(Charles D. Melson, Casemate Publishers, Phila-delphia and London, 2016, 216 pp., maps, photographs, notes, $32.95, hardcover)
The German military’s experience with guerrilla warfare is usually associated with World War II when they fought against partisans in France, the Soviet Union, and the Balkans. Combatting guerrillas was not limited to that conflict, though. Clausewitz dedicated a section of his influential 1832 work On War to the subject. During the Franco-Prussian War, German troops fought insurgents in France. Germany later fought such groups in their own small colonial conflicts in Africa and China. During World War I, German and native troops under General Paul von Lettow-Vorbeck waged their own guerrilla campaign against the British Empire after they invaded German East Africa. Nazi Germany’s Wehrmacht fought a protracted struggle against resistance fighters across Europe who sought to free themselves of fascist tyranny.
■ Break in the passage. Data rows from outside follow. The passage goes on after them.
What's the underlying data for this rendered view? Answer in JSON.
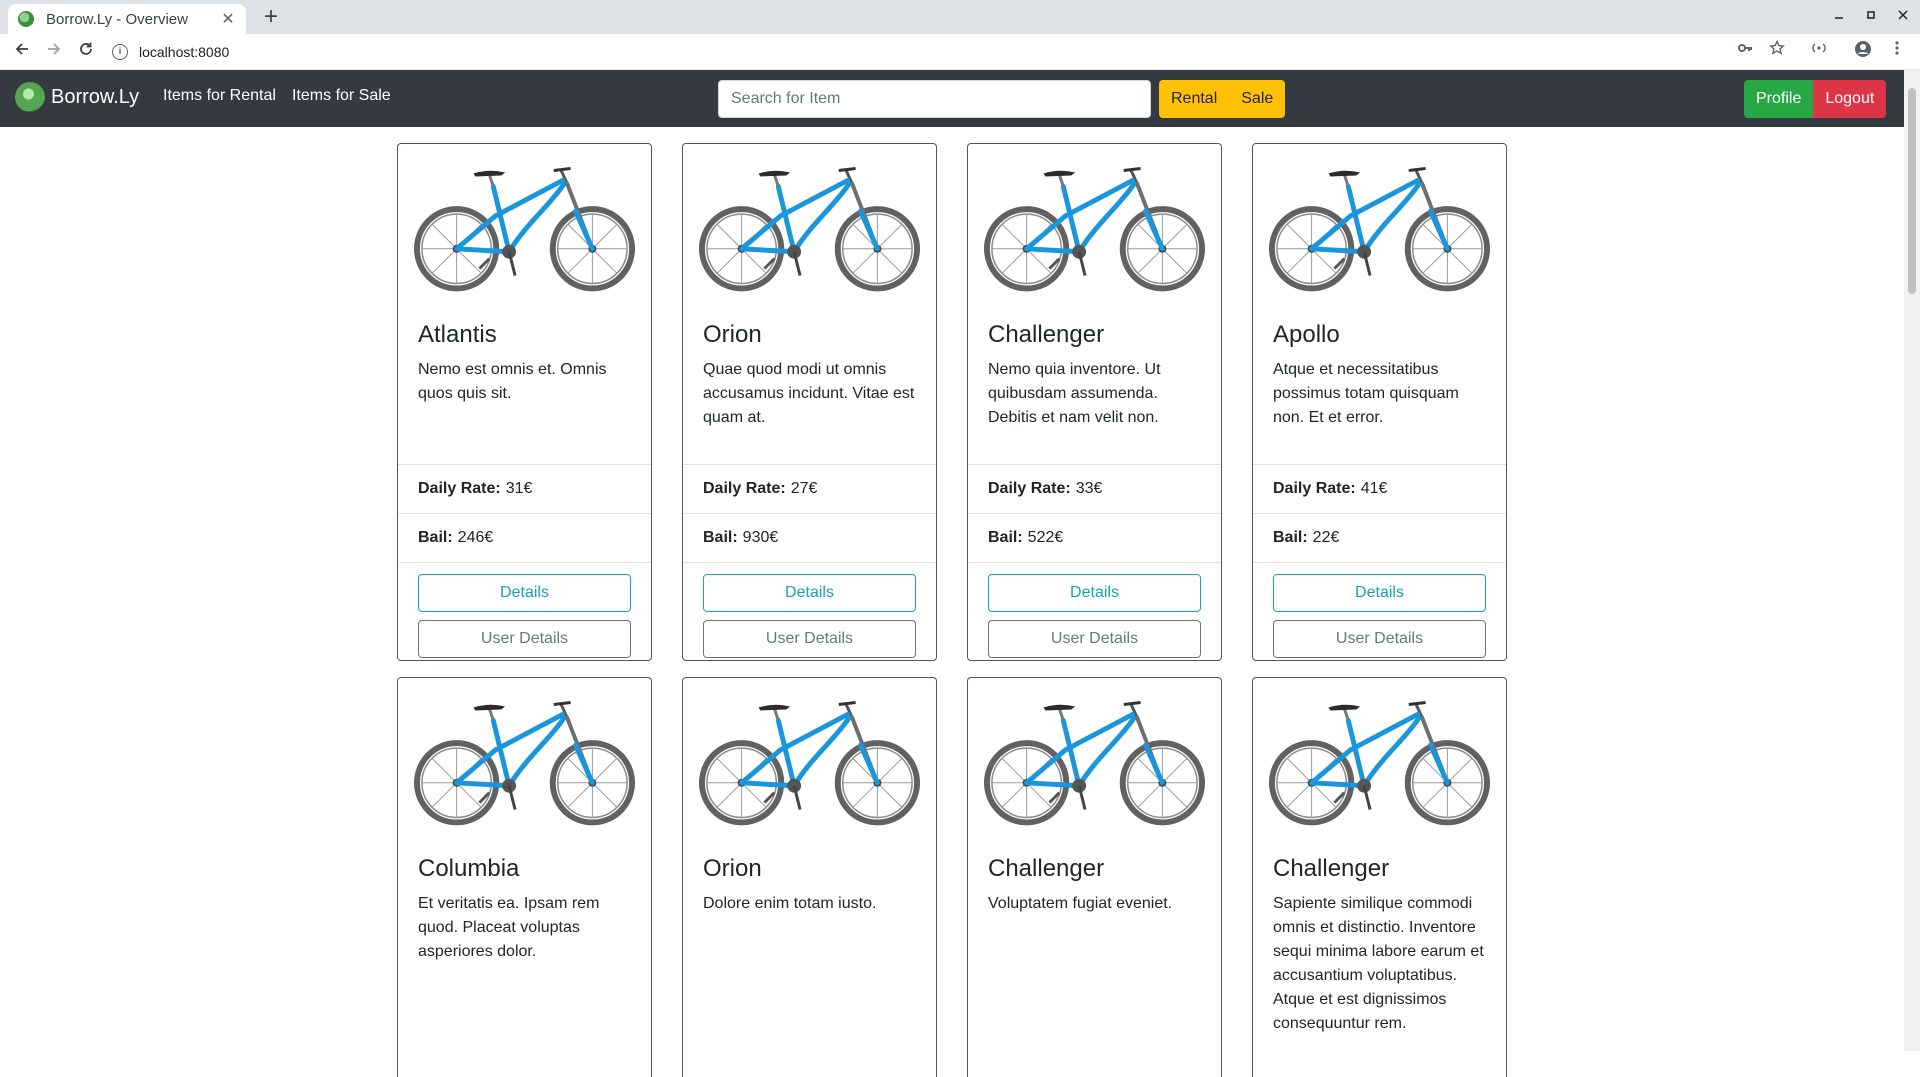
{
  "browser": {
    "tab_title": "Borrow.Ly - Overview",
    "close_glyph": "✕",
    "new_tab_glyph": "+",
    "url": "localhost:8080"
  },
  "navbar": {
    "brand": "Borrow.Ly",
    "links": [
      "Items for Rental",
      "Items for Sale"
    ],
    "search_placeholder": "Search for Item",
    "toggle": [
      "Rental",
      "Sale"
    ],
    "profile": "Profile",
    "logout": "Logout"
  },
  "colors": {
    "navbar_bg": "#343a40",
    "warning": "#ffc107",
    "success": "#28a745",
    "danger": "#dc3545",
    "info": "#17a2b8",
    "bike_frame": "#1a96dc"
  },
  "labels": {
    "daily_rate": "Daily Rate:",
    "bail": "Bail:",
    "details": "Details",
    "user_details": "User Details"
  },
  "items": [
    {
      "name": "Atlantis",
      "description": "Nemo est omnis et. Omnis quos quis sit.",
      "daily_rate": "31€",
      "bail": "246€"
    },
    {
      "name": "Orion",
      "description": "Quae quod modi ut omnis accusamus incidunt. Vitae est quam at.",
      "daily_rate": "27€",
      "bail": "930€"
    },
    {
      "name": "Challenger",
      "description": "Nemo quia inventore. Ut quibusdam assumenda. Debitis et nam velit non.",
      "daily_rate": "33€",
      "bail": "522€"
    },
    {
      "name": "Apollo",
      "description": "Atque et necessitatibus possimus totam quisquam non. Et et error.",
      "daily_rate": "41€",
      "bail": "22€"
    },
    {
      "name": "Columbia",
      "description": "Et veritatis ea. Ipsam rem quod. Placeat voluptas asperiores dolor."
    },
    {
      "name": "Orion",
      "description": "Dolore enim totam iusto."
    },
    {
      "name": "Challenger",
      "description": "Voluptatem fugiat eveniet."
    },
    {
      "name": "Challenger",
      "description": "Sapiente similique commodi omnis et distinctio. Inventore sequi minima labore earum et accusantium voluptatibus. Atque et est dignissimos consequuntur rem."
    }
  ]
}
Much of the material in this book is presented here in English for the first time. Thoroughly researched and well annotated, the work delves deeply into both theory and practice, delivering a German viewpoint for an age-old issue that still taxes modern militaries around the world today. The author seeks to present this material in an unbiased manner. He avoids the ideological pitfalls that abound from any study of Nazi-era methods, allowing the reader to see them with a clear eye.
Valiant Ambition: George Washington, Benedict Arnold and the Fate of the American Revolution
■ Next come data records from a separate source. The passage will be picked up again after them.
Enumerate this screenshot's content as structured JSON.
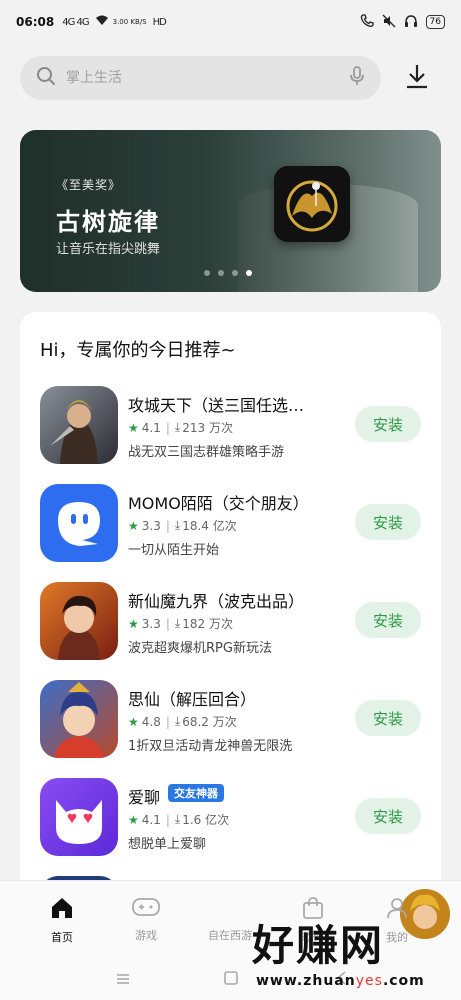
{
  "status_bar": {
    "time": "06:08",
    "signal_text": "4G 4G",
    "net_speed": "3.00 KB/S",
    "hd_label": "HD",
    "battery": "76"
  },
  "search": {
    "placeholder": "掌上生活"
  },
  "banner": {
    "award": "《至美奖》",
    "title": "古树旋律",
    "subtitle": "让音乐在指尖跳舞"
  },
  "recommend": {
    "title": "Hi，专属你的今日推荐~",
    "apps": [
      {
        "name": "攻城天下（送三国任选…",
        "rating": "4.1",
        "downloads": "213 万次",
        "desc": "战无双三国志群雄策略手游",
        "install": "安装",
        "tag": ""
      },
      {
        "name": "MOMO陌陌（交个朋友）",
        "rating": "3.3",
        "downloads": "18.4 亿次",
        "desc": "一切从陌生开始",
        "install": "安装",
        "tag": ""
      },
      {
        "name": "新仙魔九界（波克出品）",
        "rating": "3.3",
        "downloads": "182 万次",
        "desc": "波克超爽爆机RPG新玩法",
        "install": "安装",
        "tag": ""
      },
      {
        "name": "思仙（解压回合）",
        "rating": "4.8",
        "downloads": "68.2 万次",
        "desc": "1折双旦活动青龙神兽无限洗",
        "install": "安装",
        "tag": ""
      },
      {
        "name": "爱聊",
        "rating": "4.1",
        "downloads": "1.6 亿次",
        "desc": "想脱单上爱聊",
        "install": "安装",
        "tag": "交友神器"
      }
    ]
  },
  "bottom_nav": {
    "home": "首页",
    "games": "游戏",
    "center": "自在西游",
    "store": "软件",
    "me": "我的"
  },
  "watermark": {
    "text": "好赚网",
    "url_prefix": "www.zhuan",
    "url_accent": "yes",
    "url_suffix": ".com"
  },
  "colors": {
    "accent_green": "#2e9a48",
    "install_bg": "#e2f2e6",
    "tag_blue": "#2a78e4"
  }
}
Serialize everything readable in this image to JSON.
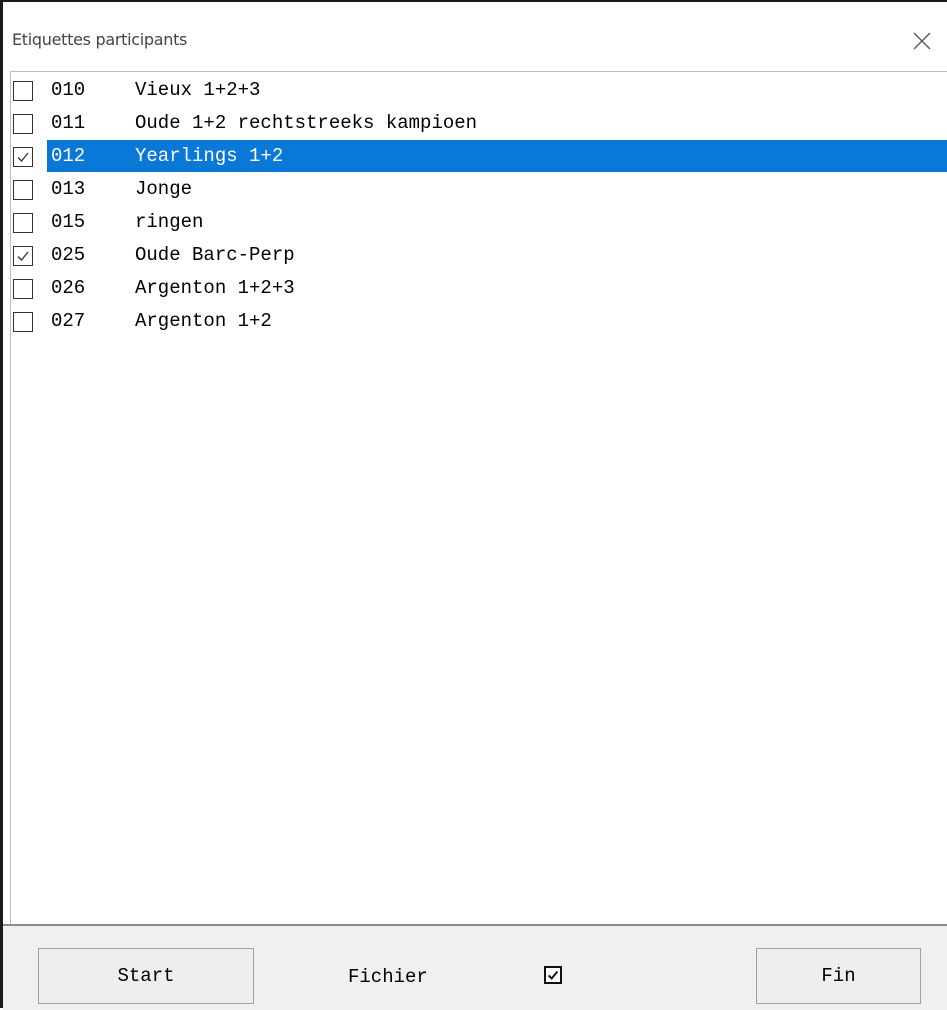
{
  "window": {
    "title": "Etiquettes participants"
  },
  "items": [
    {
      "code": "010",
      "label": "Vieux 1+2+3",
      "checked": false,
      "selected": false
    },
    {
      "code": "011",
      "label": "Oude 1+2 rechtstreeks kampioen",
      "checked": false,
      "selected": false
    },
    {
      "code": "012",
      "label": "Yearlings 1+2",
      "checked": true,
      "selected": true
    },
    {
      "code": "013",
      "label": "Jonge",
      "checked": false,
      "selected": false
    },
    {
      "code": "015",
      "label": "ringen",
      "checked": false,
      "selected": false
    },
    {
      "code": "025",
      "label": "Oude Barc-Perp",
      "checked": true,
      "selected": false
    },
    {
      "code": "026",
      "label": "Argenton 1+2+3",
      "checked": false,
      "selected": false
    },
    {
      "code": "027",
      "label": "Argenton 1+2",
      "checked": false,
      "selected": false
    }
  ],
  "footer": {
    "start_label": "Start",
    "fichier_label": "Fichier",
    "fichier_checked": true,
    "fin_label": "Fin"
  },
  "colors": {
    "selection": "#0a78d7",
    "footer_bg": "#f0f0f0"
  },
  "icons": {
    "close": "close-icon",
    "check": "checkmark-icon"
  }
}
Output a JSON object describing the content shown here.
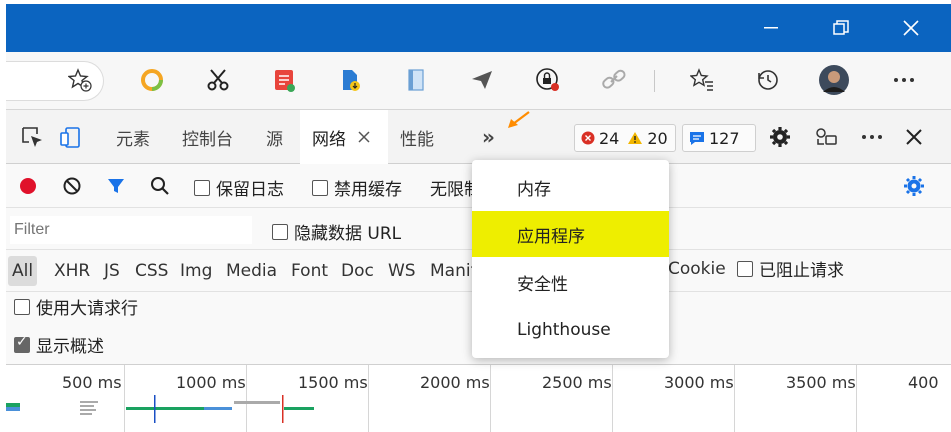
{
  "devtools_tabs": {
    "elements": "元素",
    "console": "控制台",
    "sources": "源",
    "network": "网络",
    "performance": "性能",
    "more": "»"
  },
  "badges": {
    "errors": "24",
    "warnings": "20",
    "messages": "127"
  },
  "toolbar": {
    "preserve_log": "保留日志",
    "disable_cache": "禁用缓存",
    "throttling": "无限制"
  },
  "filter": {
    "placeholder": "Filter",
    "hide_data_urls": "隐藏数据 URL"
  },
  "types": [
    "All",
    "XHR",
    "JS",
    "CSS",
    "Img",
    "Media",
    "Font",
    "Doc",
    "WS",
    "Manifest"
  ],
  "type_extras": {
    "cookies": "Cookie",
    "blocked": "已阻止请求"
  },
  "options": {
    "big_rows": "使用大请求行",
    "overview": "显示概述"
  },
  "timeline_ticks": [
    "500 ms",
    "1000 ms",
    "1500 ms",
    "2000 ms",
    "2500 ms",
    "3000 ms",
    "3500 ms",
    "400"
  ],
  "menu": {
    "items": [
      "内存",
      "应用程序",
      "安全性",
      "Lighthouse"
    ],
    "highlighted_index": 1,
    "highlight_color": "#eeee00"
  },
  "colors": {
    "titlebar": "#0b64c0",
    "accent": "#1a73e8",
    "arrow": "#ff8c00"
  }
}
(Nathaniel Philbrick, Viking Books, New York, 2016, 427 pp., maps, illustrations, notes, bibliography, index, $30.00, hardcover)
George Washington and Benedict Arnold are key figures in the American Revolution. Washington’s leadership skills, ability to learn, and the acumen needed to rise above petty political squabbles and focus on what was needed to secure independence truly made him the indispensable man at a critical time. Arnold’s bravery and skill in the early days of the war led to several British defeats, which saved the rebellion on more than one occasion. Tragically, a combination of political machination against him and Arnold’s own sensitive ego and impulsive nature worked against him, denying what he thought was his rightful place and status. He lost faith in the cause and betrayed it, earning an ignominious place in American military history.
The strength of this work is in the author’s ability to turn what could be a dry retelling into an emotional human drama fraught with all the complexities people caught in such times must face. The book effectively shows how real people made hard decisions, maintained their loyalty and integrity, or in turn cast such notions aside during a time of great crisis in United States history.